There’s a lot of extraneous stuff in here. The romance between Keanu and Lord Asano’s daughter lacks any real chemistry which makes it entirely difficult to connect with. Many of the fantasy elements take away from the main plot. Sadly, those are also the most interesting bits of the film which makes me think that maybe they needed to go even further with the fantasy stuff.
The saddest victim of waste in this movie is Rick Genest. You may remember him from the trailers as the tattooed man with guns.
There are entire posters of him in much of the 47 Ronin publicity campaign. He’s in like one scene which doesn’t include any of the action shots from the trailer. What the fuck? There’s so much wasted film in this thing, you might as well extend his scenes. I don’t know why his stuff was left on the cutting room floor, but it’s a damn shame. Might have made those scenes in the Dutch port somewhat interesting.
Also, there needed to be more of Lord Kira’s giant warrior.
The Great White Token
I complain a lot when minority characters are used as tokens. If there is a single Asian character in a majority white cast, their Asianess is their justification for inclusion in the film. Either they’re a martial artists or some tech wizard or some former Yakuza. It kind of surprised me to see this, but in this instance, Keanus is the token. His whiteness is the entire reason he’s there.
You see, the ronin can’t defeat Kira on their own. Kira has the witch, Mizuki played by Rinko Kikuchi, who can poison men and defeat entire armies. The 47 need someone on their side who can fight the demons. Which is where Keanu comes in. Since he’s half white and an outcast, everyone calls him a demon or a half breed. As it turns out, he actually is a sort of demon. He was taken in by the tengu of the forest when his mother abandoned him because he was a horrid half breed. They taught him their demon ways so now he can do things no normal human can.
The really sad part, though, is that if you cut his scenes out of this thing, you’d still have a pretty solid movie.
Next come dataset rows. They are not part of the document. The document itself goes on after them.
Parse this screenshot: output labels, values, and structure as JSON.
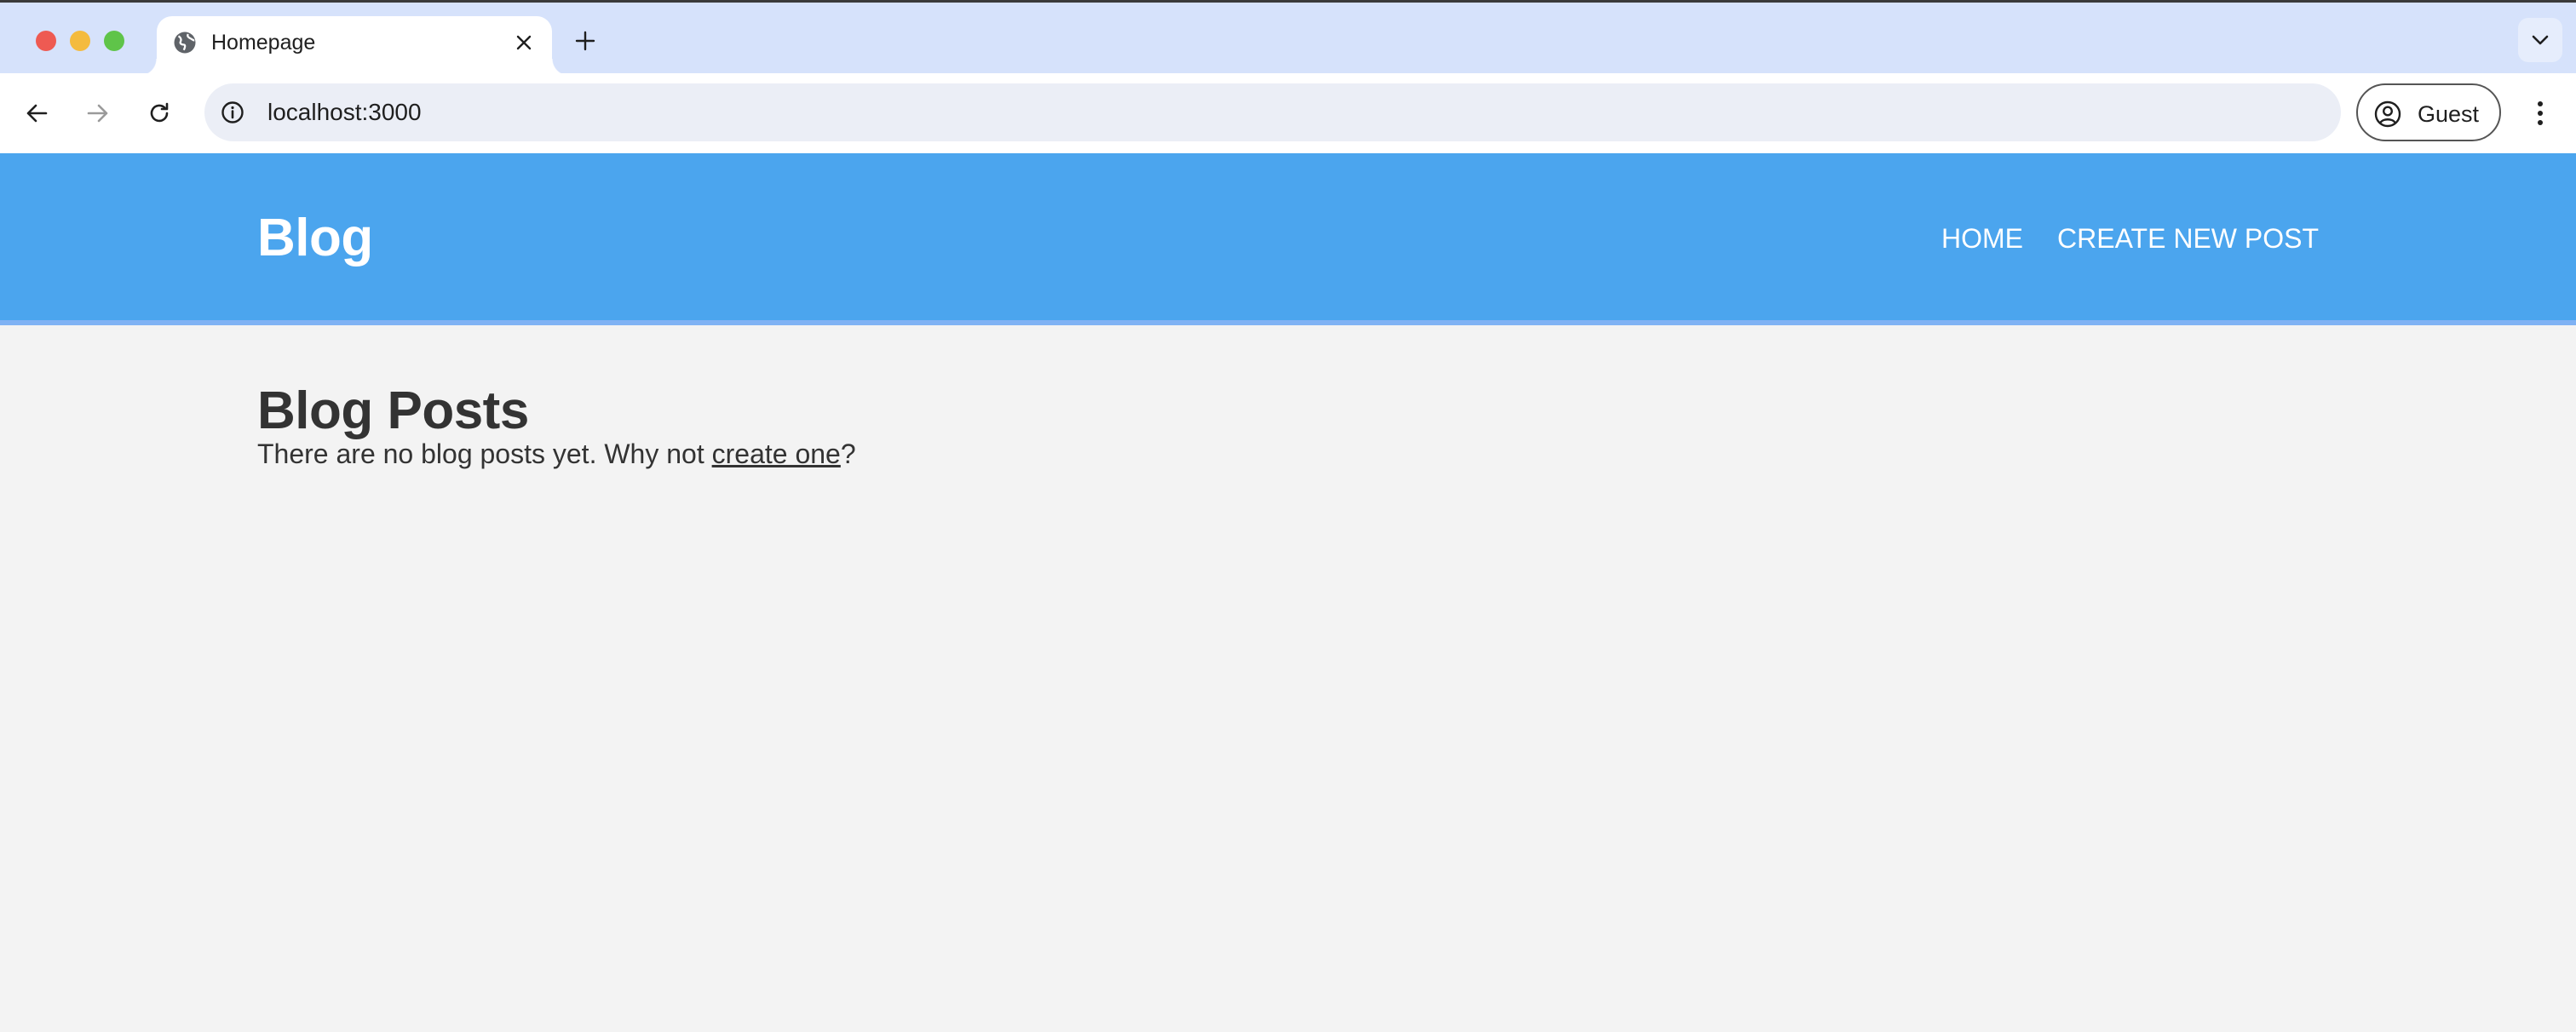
{
  "browser": {
    "tab": {
      "title": "Homepage",
      "favicon": "globe-icon"
    },
    "address_bar": {
      "url": "localhost:3000"
    },
    "profile": {
      "label": "Guest"
    }
  },
  "site": {
    "brand": "Blog",
    "nav": [
      {
        "label": "HOME"
      },
      {
        "label": "CREATE NEW POST"
      }
    ],
    "header_color": "#4ba5ee"
  },
  "main": {
    "title": "Blog Posts",
    "empty_message_prefix": "There are no blog posts yet. Why not ",
    "empty_message_link": "create one",
    "empty_message_suffix": "?"
  }
}
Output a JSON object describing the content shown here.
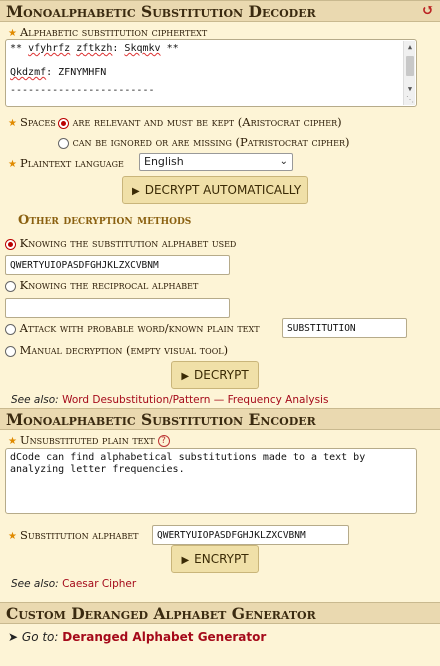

Even though the movie makes every effort to convince you that the 47 need Keanu’s tengu powers to defeat Kira, his character is completely extraneous. The 47 would have succeeded on their own without Keanu’s help. Sure, it would have been a little more difficult to fight off the dragon lady, but I think they would have eventually done it.
More Creatures! More Dragons! More ANYTHING INTERESTING!
I don’t believe I’m saying this because it offended me so that they’re using the title of the actual legend, but I kind of wish they pushed the fantasy angle way more than they did. By making it so subtle, Keanu’s character never felt fully integrated into the narrative of the damn thing. More demon fights would have also helped to keep my interest.
As long and as boring as it is, we surprisingly don’t get a lot of character development from anyone. We see very little growth from our heroes which makes it difficult to get emotionally attached to any of them. The romance angle feels forced and you can only get so far with a revenge story. Lots of things going on but none of it very focused.
If you want to see a movie with samurai doing samurai things, there’s an entire Akira Kurosawa library of films to go through. He did way more with way less. Universal should feel embarrassed for dumping so much money into this thing. Ran is waaaaay longer than 47 Ronin but hardly feels boring even with the camera locked down on that shot of Hidetora Ichimonji slowly walking out of a burning castle. If you’re looking for a fantasy movie with lots of creatures and dragons, well shit, there’s a Hobbit waiting for you. If you’re looking for both samurai action and demons, there’s nothing in the theaters for you. 47 Ronin fails to deliver on both the fantasy and reality fronts making for a totally boring experience at the theater.